_Assigned task_
Set down exactly the lines from the one containing "Output a JSON" through the last line of the data below, and no others.

====

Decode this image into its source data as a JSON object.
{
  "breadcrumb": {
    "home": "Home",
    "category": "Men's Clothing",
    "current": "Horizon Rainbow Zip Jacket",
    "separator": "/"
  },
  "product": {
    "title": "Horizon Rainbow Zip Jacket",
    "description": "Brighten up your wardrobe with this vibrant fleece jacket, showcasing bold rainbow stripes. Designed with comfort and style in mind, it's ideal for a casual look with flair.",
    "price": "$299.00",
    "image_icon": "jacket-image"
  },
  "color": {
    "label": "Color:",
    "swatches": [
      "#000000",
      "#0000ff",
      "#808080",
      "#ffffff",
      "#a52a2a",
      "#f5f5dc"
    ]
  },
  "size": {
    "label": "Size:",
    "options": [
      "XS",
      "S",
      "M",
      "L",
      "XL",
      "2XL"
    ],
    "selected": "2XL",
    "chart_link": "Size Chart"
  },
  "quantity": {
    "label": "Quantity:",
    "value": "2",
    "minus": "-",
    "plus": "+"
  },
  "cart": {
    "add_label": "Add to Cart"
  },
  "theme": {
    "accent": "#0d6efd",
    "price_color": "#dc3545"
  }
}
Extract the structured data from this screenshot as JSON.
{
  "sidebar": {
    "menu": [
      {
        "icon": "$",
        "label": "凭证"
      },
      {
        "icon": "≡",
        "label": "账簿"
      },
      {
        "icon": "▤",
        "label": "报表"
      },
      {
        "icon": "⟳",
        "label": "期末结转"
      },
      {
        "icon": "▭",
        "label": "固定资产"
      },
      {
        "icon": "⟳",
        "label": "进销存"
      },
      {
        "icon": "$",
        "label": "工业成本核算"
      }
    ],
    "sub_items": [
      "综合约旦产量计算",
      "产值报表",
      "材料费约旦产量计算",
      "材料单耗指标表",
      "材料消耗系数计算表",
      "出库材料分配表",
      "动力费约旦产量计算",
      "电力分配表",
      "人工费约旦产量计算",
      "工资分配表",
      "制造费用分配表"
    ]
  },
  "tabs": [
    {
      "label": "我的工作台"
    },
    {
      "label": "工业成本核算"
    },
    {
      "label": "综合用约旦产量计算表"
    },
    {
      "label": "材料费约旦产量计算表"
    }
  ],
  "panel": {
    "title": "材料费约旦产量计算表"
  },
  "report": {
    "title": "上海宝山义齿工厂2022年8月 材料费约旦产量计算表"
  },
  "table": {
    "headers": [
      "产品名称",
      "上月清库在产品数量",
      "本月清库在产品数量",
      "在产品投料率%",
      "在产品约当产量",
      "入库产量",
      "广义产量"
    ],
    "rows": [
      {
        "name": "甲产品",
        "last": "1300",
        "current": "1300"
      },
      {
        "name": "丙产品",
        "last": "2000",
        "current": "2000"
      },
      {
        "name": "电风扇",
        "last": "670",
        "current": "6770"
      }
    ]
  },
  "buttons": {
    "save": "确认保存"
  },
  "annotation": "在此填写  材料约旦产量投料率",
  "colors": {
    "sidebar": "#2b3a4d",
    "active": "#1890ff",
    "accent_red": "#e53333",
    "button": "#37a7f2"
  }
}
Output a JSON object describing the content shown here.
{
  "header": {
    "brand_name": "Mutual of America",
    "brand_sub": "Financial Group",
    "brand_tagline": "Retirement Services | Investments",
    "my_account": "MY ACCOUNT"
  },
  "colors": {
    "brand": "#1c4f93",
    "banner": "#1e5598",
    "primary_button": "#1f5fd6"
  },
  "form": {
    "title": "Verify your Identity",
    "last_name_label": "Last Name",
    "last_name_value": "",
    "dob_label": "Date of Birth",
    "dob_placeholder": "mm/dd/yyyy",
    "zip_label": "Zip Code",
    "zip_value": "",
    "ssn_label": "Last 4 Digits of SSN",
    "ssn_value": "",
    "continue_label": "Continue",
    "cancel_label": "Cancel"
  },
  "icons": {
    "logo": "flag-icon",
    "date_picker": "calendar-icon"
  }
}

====

_Final answer_
Output a JSON object describing the content shown here.
{
  "header": {
    "brand_name": "Mutual of America",
    "brand_sub": "Financial Group",
    "brand_tagline": "Retirement Services | Investments",
    "my_account": "MY ACCOUNT"
  },
  "colors": {
    "brand": "#1c4f93",
    "banner": "#1e5598",
    "primary_button": "#1f5fd6"
  },
  "form": {
    "title": "Verify your Identity",
    "last_name_label": "Last Name",
    "last_name_value": "",
    "dob_label": "Date of Birth",
    "dob_placeholder": "mm/dd/yyyy",
    "zip_label": "Zip Code",
    "zip_value": "",
    "ssn_label": "Last 4 Digits of SSN",
    "ssn_value": "",
    "continue_label": "Continue",
    "cancel_label": "Cancel"
  },
  "icons": {
    "logo": "flag-icon",
    "date_picker": "calendar-icon"
  }
}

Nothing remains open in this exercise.